Why? Because without it players would call in sick Wednesday all the time. In fact, that's why the rule was enacted in 2004: Too many players were finding reasons to no-show on Wednesdays.
"It's a harsh rule, but it's one we, as players, brought on ourselves," said Bo Van Pelt, who remembers being in the difficult position of filling in for Mickelson several years ago at a pro-am. "I still remember sitting in the meeting where they said to us something had to be done about it."
How many withdrawals are we talking about? According to players in that meeting, 50 to 60 per year. Back then the penalty for not playing a pro-am was loss of a credit toward a player's pension. But the problem didn't just end with penalizing those who withdrew; rules officials say they had a terrible time getting replacements to fill-in for no shows. The breaking point may have come at a John Deere Classic pro-am several years ago after a player got sick on the course with nine holes to play. When the rules officials went to the range to find a replacement, none of those practicing -- most of them younger players or marginal ones by tour standards -- would agree to play. Finally, after overhearing what was going on, Larry Mize, the 1987 Masters champion, volunteered to play.
In the six years since the new rule was implemented, the problem has essentially gone away: Furyk was the first player to be DQ'd for missing a pro-am this year, and just the seventh since the rule was implemented.

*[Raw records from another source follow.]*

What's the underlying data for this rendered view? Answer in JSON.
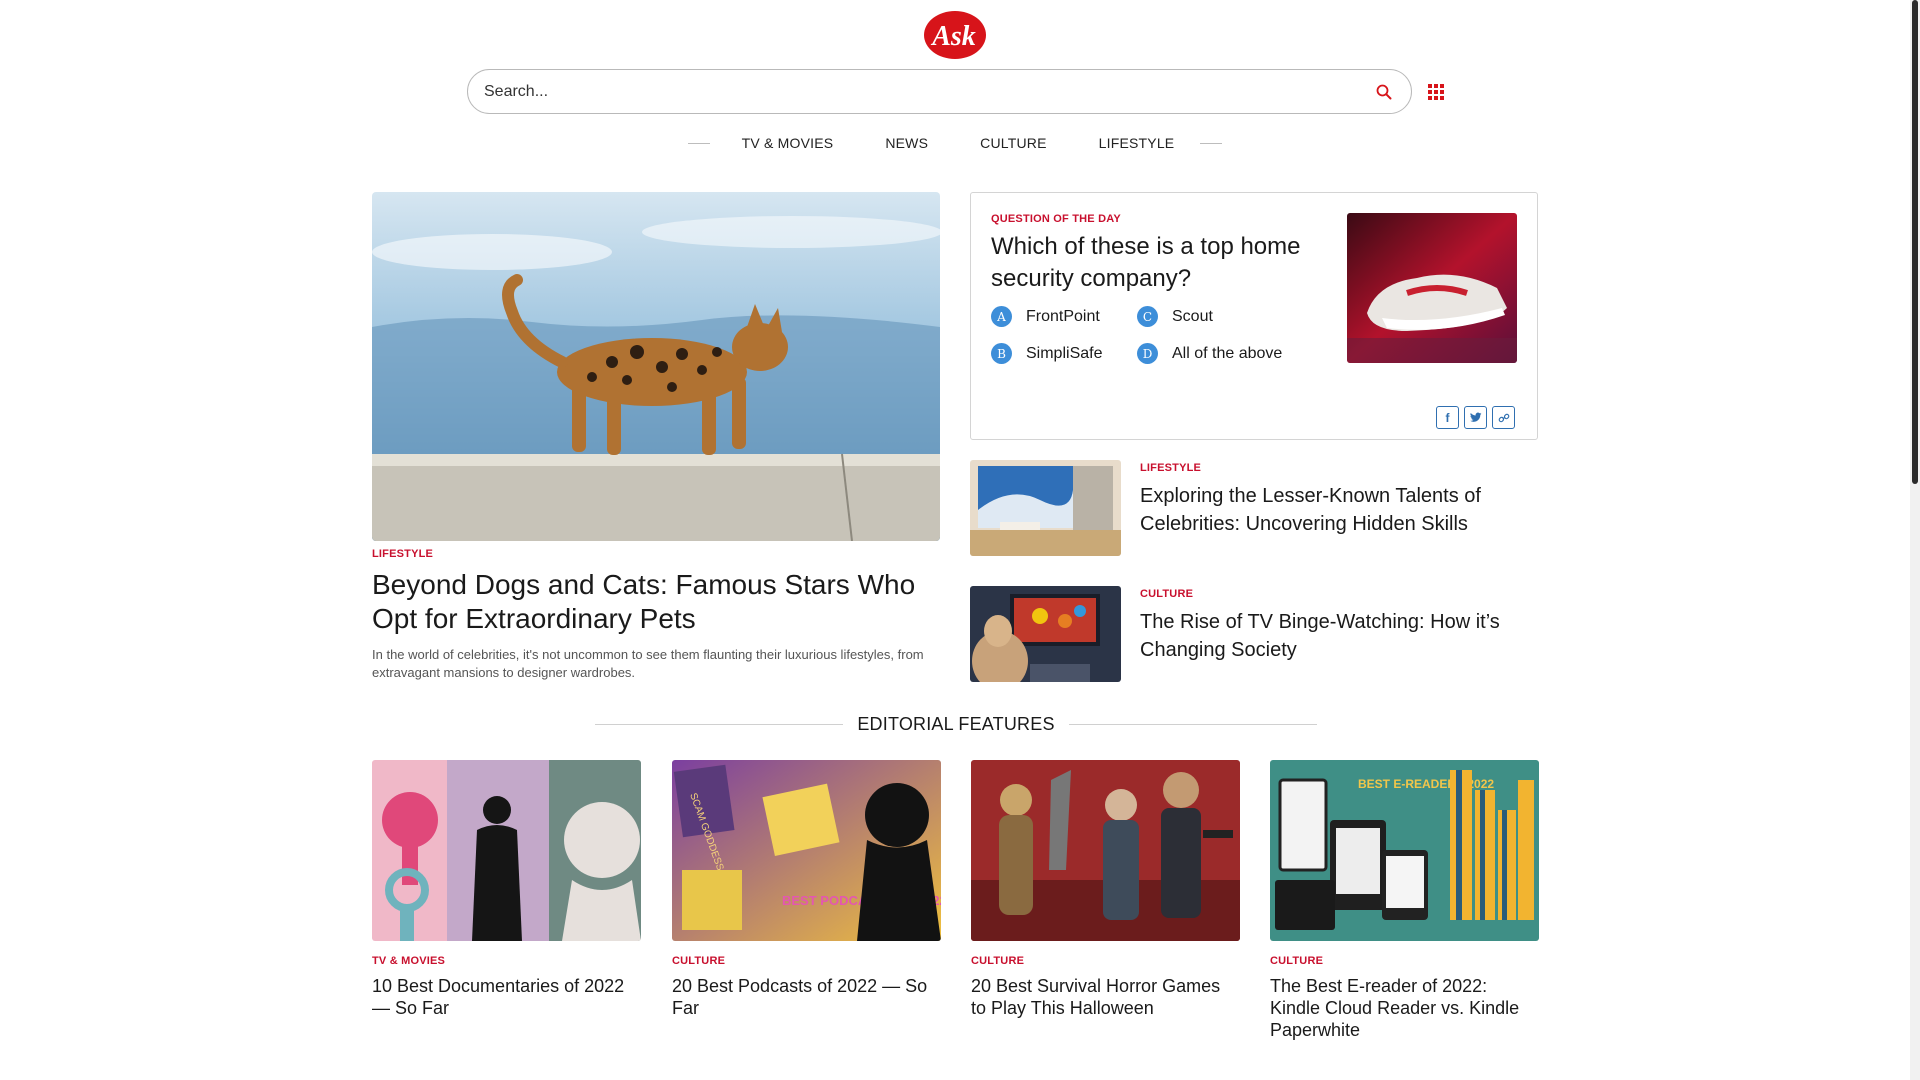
{
  "header": {
    "logo_text": "Ask",
    "search_placeholder": "Search..."
  },
  "nav": {
    "items": [
      {
        "label": "TV & MOVIES"
      },
      {
        "label": "NEWS"
      },
      {
        "label": "CULTURE"
      },
      {
        "label": "LIFESTYLE"
      }
    ]
  },
  "hero": {
    "category": "LIFESTYLE",
    "title": "Beyond Dogs and Cats: Famous Stars Who Opt for Extraordinary Pets",
    "description": "In the world of celebrities, it's not uncommon to see them flaunting their luxurious lifestyles, from extravagant mansions to designer wardrobes."
  },
  "question": {
    "label": "QUESTION OF THE DAY",
    "title": "Which of these is a top home security company?",
    "options": [
      {
        "letter": "A",
        "text": "FrontPoint"
      },
      {
        "letter": "C",
        "text": "Scout"
      },
      {
        "letter": "B",
        "text": "SimpliSafe"
      },
      {
        "letter": "D",
        "text": "All of the above"
      }
    ],
    "share_icons": [
      "facebook-icon",
      "twitter-icon",
      "link-icon"
    ]
  },
  "side_articles": [
    {
      "category": "LIFESTYLE",
      "title": "Exploring the Lesser-Known Talents of Celebrities: Uncovering Hidden Skills"
    },
    {
      "category": "CULTURE",
      "title": "The Rise of TV Binge-Watching: How it’s Changing Society"
    }
  ],
  "editorial": {
    "heading": "EDITORIAL FEATURES",
    "cards": [
      {
        "category": "TV & MOVIES",
        "title": "10 Best Documentaries of 2022 — So Far"
      },
      {
        "category": "CULTURE",
        "title": "20 Best Podcasts of 2022 — So Far",
        "image_text_1": "SCAM GODDESS",
        "image_text_2": "BEST PODCASTS OF 2022"
      },
      {
        "category": "CULTURE",
        "title": "20 Best Survival Horror Games to Play This Halloween"
      },
      {
        "category": "CULTURE",
        "title": "The Best E-reader of 2022: Kindle Cloud Reader vs. Kindle Paperwhite",
        "image_text_1": "BEST E-READERS 2022"
      }
    ]
  },
  "colors": {
    "accent_red": "#c8102e",
    "badge_blue": "#3d8ed9"
  }
}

What's more, if a player can provide a legitimate reason in advance for why he has to miss the pro-am, he can be excused -- as Mickelson was at the 2007 Byron Nelson when a storm grounded his plane while he was returning to Dallas Tuesday after playing with potential tour sponsors at the behest of Finchem.
One person who didn't complain about the DQ was Furyk, even though it could potentially cost him millions in playoff winnings. "I'm kicking myself," he said Wednesday before heading home. "I have a way of climbing into situations that are all my fault."
Furyk's right. The fault lay not with the rule but within -- and with his cell phone battery.